**Work request:** Which lines below contain "name"? Pull them out.

BEGIN Material for the task

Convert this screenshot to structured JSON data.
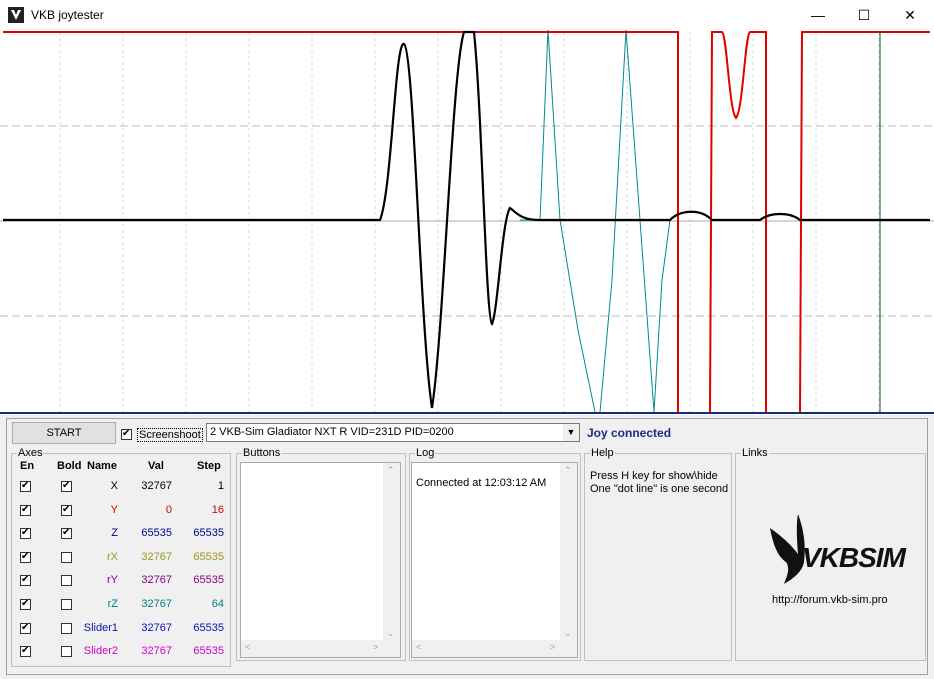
{
  "window": {
    "title": "VKB joytester"
  },
  "controls": {
    "start_label": "START",
    "screenshot_label": "Screenshoot",
    "device_selected": "2  VKB-Sim Gladiator NXT R   VID=231D PID=0200",
    "status": "Joy connected"
  },
  "axes": {
    "group_label": "Axes",
    "headers": {
      "en": "En",
      "bold": "Bold",
      "name": "Name",
      "val": "Val",
      "step": "Step"
    },
    "rows": [
      {
        "name": "X",
        "val": "32767",
        "step": "1",
        "color": "#000000",
        "en": true,
        "bold": true
      },
      {
        "name": "Y",
        "val": "0",
        "step": "16",
        "color": "#d40000",
        "en": true,
        "bold": true
      },
      {
        "name": "Z",
        "val": "65535",
        "step": "65535",
        "color": "#00008b",
        "en": true,
        "bold": true
      },
      {
        "name": "rX",
        "val": "32767",
        "step": "65535",
        "color": "#9a9a20",
        "en": true,
        "bold": false
      },
      {
        "name": "rY",
        "val": "32767",
        "step": "65535",
        "color": "#8b008b",
        "en": true,
        "bold": false
      },
      {
        "name": "rZ",
        "val": "32767",
        "step": "64",
        "color": "#008080",
        "en": true,
        "bold": false
      },
      {
        "name": "Slider1",
        "val": "32767",
        "step": "65535",
        "color": "#1010b0",
        "en": true,
        "bold": false
      },
      {
        "name": "Slider2",
        "val": "32767",
        "step": "65535",
        "color": "#d000d0",
        "en": true,
        "bold": false
      }
    ]
  },
  "buttons_group": {
    "label": "Buttons"
  },
  "log": {
    "label": "Log",
    "lines": [
      "Connected at 12:03:12 AM"
    ]
  },
  "help": {
    "label": "Help",
    "line1": "Press H key for show\\hide",
    "line2": "One \"dot line\" is one second"
  },
  "links": {
    "label": "Links",
    "logo_text": "VKBSIM",
    "url": "http://forum.vkb-sim.pro"
  },
  "colors": {
    "graph_red": "#e00000",
    "graph_teal": "#008b8b",
    "graph_green": "#006400"
  }
}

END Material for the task

**Result for this task:**
      "name": "Name",
        "name": "X",
        "name": "Y",
        "name": "Z",
        "name": "rX",
        "name": "rY",
        "name": "rZ",
        "name": "Slider1",
        "name": "Slider2",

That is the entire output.